It doesn’t appear that Rampinelli would need it another approach. His father started making panettone within the Nineteen Fifties and opened the household pasticceria, Pasticceria MacMahon, in 1971 in Milan; Andrea has led the operation for the final seven years. Panettone is his ardour – and it’s inconceivable to make it correctly with out lievito madre. The ‘mom yeast’ offers the bread its irreplaceable texture and candy, virtually imperceptibly-tangy flavour.

It additionally implies that every bakery’s panettone has its personal particular flavour. “Lievito madre is influenced by the microclimate the place you’re employed. The laboratory of every bakery, the environment, has its personal micro organism and local weather that influences the panettone. So each’s completely different from the subsequent,” mentioned Cucchi’s Tessari.

Candying lemons for panettone in Milan (Credit: Amanda Ruggeri)

Candying lemons for panettone in Milan (Credit score: Amanda Ruggeri)

‘Refreshing’ the lievito madre, in fact, is simply the beginning of the method. After, it’s time to make the dough. Together with the starter, flour, sugar, water, egg yolks, salt and butter are crushed collectively. The dough rises for about 12 hours, nonetheless at 28C. Then it will get one other addition: extra flour, salt, water, butter and eggs, in addition to the candied peels and raisins. It rises once more. Some bakeries then even do a 3rd rising.

Rampinelli is so passionate concerning the course of that he even buys natural fruit to sweet them himself, a course of that requires 20 days of continually altering the syrup. “It’s numerous work, however it’s a ardour,” he mentioned.

Angelo Polenghi making panettone (Credit: Amanda Ruggeri)

Angelo Polenghi making panettone (Credit score: Amanda Ruggeri)

Saffron-yellow from the butter, the dough lastly is formed into spherical patties, then positioned into a hoop of paper with a backside, a mould known as a pirottino.

The pirottino hadn’t but been invented when Polenghi, proven right here, was a baby serving to his mom in her bakery. It was his job to grease the strips of paper that will be wrapped across the dough – giving it its form to forestall it from spreading out. However the strips needed to be oiled by hand and each needed to be peeled off the cake after it was performed, and the underside of the panettone typically burned.

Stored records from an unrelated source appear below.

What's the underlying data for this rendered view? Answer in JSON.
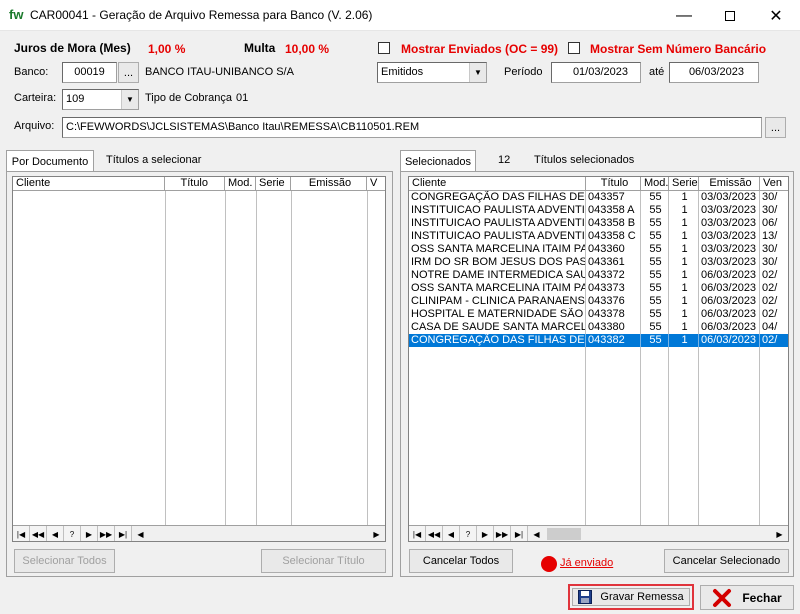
{
  "window": {
    "logo": "fw",
    "title": "CAR00041 - Geração de Arquivo Remessa para Banco   (V. 2.06)",
    "min_icon": "minimize-icon",
    "max_icon": "maximize-icon",
    "close_icon": "close-icon"
  },
  "header": {
    "juros_label": "Juros de Mora (Mes)",
    "juros_value": "1,00 %",
    "multa_label": "Multa",
    "multa_value": "10,00 %",
    "mostrar_enviados": "Mostrar Enviados (OC = 99)",
    "mostrar_sem_numero": "Mostrar Sem Número Bancário",
    "banco_label": "Banco:",
    "banco_code": "00019",
    "banco_lookup": "...",
    "banco_name": "BANCO ITAU-UNIBANCO S/A",
    "status_select": "Emitidos",
    "periodo_label": "Período",
    "periodo_from": "01/03/2023",
    "ate_label": "até",
    "periodo_to": "06/03/2023",
    "carteira_label": "Carteira:",
    "carteira_value": "109",
    "tipo_cobranca_label": "Tipo de Cobrança",
    "tipo_cobranca_value": "01",
    "arquivo_label": "Arquivo:",
    "arquivo_value": "C:\\FEWWORDS\\JCLSISTEMAS\\Banco Itau\\REMESSA\\CB110501.REM",
    "arquivo_browse": "..."
  },
  "left_panel": {
    "tab_active": "Por Documento",
    "tab_title": "Títulos a selecionar",
    "columns": [
      "Cliente",
      "Título",
      "Mod.",
      "Serie",
      "Emissão",
      "V"
    ],
    "nav": [
      "|◀",
      "◀◀",
      "◀",
      "?",
      "▶",
      "▶▶",
      "▶|"
    ],
    "btn_select_all": "Selecionar Todos",
    "btn_select_one": "Selecionar Título"
  },
  "right_panel": {
    "tab_active": "Selecionados",
    "count": "12",
    "tab_title": "Títulos selecionados",
    "columns": [
      "Cliente",
      "Título",
      "Mod.",
      "Serie",
      "Emissão",
      "Ven"
    ],
    "rows": [
      [
        "CONGREGAÇÃO DAS FILHAS DE N",
        "043357",
        "55",
        "1",
        "03/03/2023",
        "30/"
      ],
      [
        "INSTITUICAO PAULISTA ADVENTI",
        "043358 A",
        "55",
        "1",
        "03/03/2023",
        "30/"
      ],
      [
        "INSTITUICAO PAULISTA ADVENTI",
        "043358 B",
        "55",
        "1",
        "03/03/2023",
        "06/"
      ],
      [
        "INSTITUICAO PAULISTA ADVENTI",
        "043358 C",
        "55",
        "1",
        "03/03/2023",
        "13/"
      ],
      [
        "OSS SANTA MARCELINA ITAIM PA",
        "043360",
        "55",
        "1",
        "03/03/2023",
        "30/"
      ],
      [
        "IRM DO SR BOM JESUS DOS PAS",
        "043361",
        "55",
        "1",
        "03/03/2023",
        "30/"
      ],
      [
        "NOTRE DAME INTERMEDICA SAU",
        "043372",
        "55",
        "1",
        "06/03/2023",
        "02/"
      ],
      [
        "OSS SANTA MARCELINA ITAIM PA",
        "043373",
        "55",
        "1",
        "06/03/2023",
        "02/"
      ],
      [
        "CLINIPAM - CLINICA PARANAENSE",
        "043376",
        "55",
        "1",
        "06/03/2023",
        "02/"
      ],
      [
        "HOSPITAL E MATERNIDADE SÃO",
        "043378",
        "55",
        "1",
        "06/03/2023",
        "02/"
      ],
      [
        "CASA DE SAUDE SANTA MARCEL",
        "043380",
        "55",
        "1",
        "06/03/2023",
        "04/"
      ],
      [
        "CONGREGAÇÃO DAS FILHAS DE N",
        "043382",
        "55",
        "1",
        "06/03/2023",
        "02/"
      ]
    ],
    "selected_row": 11,
    "nav": [
      "|◀",
      "◀◀",
      "◀",
      "?",
      "▶",
      "▶▶",
      "▶|"
    ],
    "btn_cancel_all": "Cancelar Todos",
    "ja_enviado": "Já enviado",
    "btn_cancel_selected": "Cancelar Selecionado"
  },
  "footer": {
    "btn_gravar": "Gravar Remessa",
    "btn_fechar": "Fechar"
  },
  "colors": {
    "accent_red": "#e60000",
    "selection_blue": "#0078d7",
    "highlight_border": "#e0343c"
  }
}
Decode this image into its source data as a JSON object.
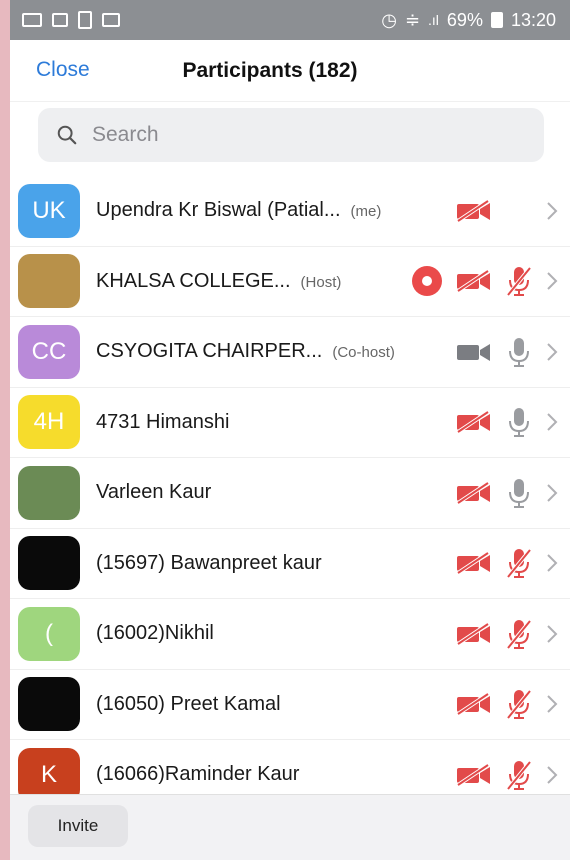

“Once I first noticed the pirottino, I known as the one that invented it a holy particular person,” he mentioned. It was the late Nineteen Fifties, and that particular person was Angelo Mattioni, a paper producer. Mattioni’s creation, which now not wanted to be buttered or eliminated, made the complete course of quicker, easier and was another reason that the candy turned a fair simpler product to streamline in factories.

Panettone upside-down (Credit: Amanda Ruggeri)

Panettone upside-down (Credit score: Amanda Ruggeri)

Even on the finish of the complete course of, after the panettone has baked, there’s one final step that may break – or make – the cake. If it’s taken out of the oven and left as it’s, it would collapse like a soufflé. A baker has about 20 seconds to flip each, which ensures the highest doesn’t fall. Rampinelli makes use of these steel ‘rails’ for attaching and flipping the panettone rapidly.

Flipping the panettone (Credit: Amanda Ruggeri)

Flipping the panettone (Credit score: Amanda Ruggeri)

However Polenghi prefers to do it the outdated approach: in wicker baskets.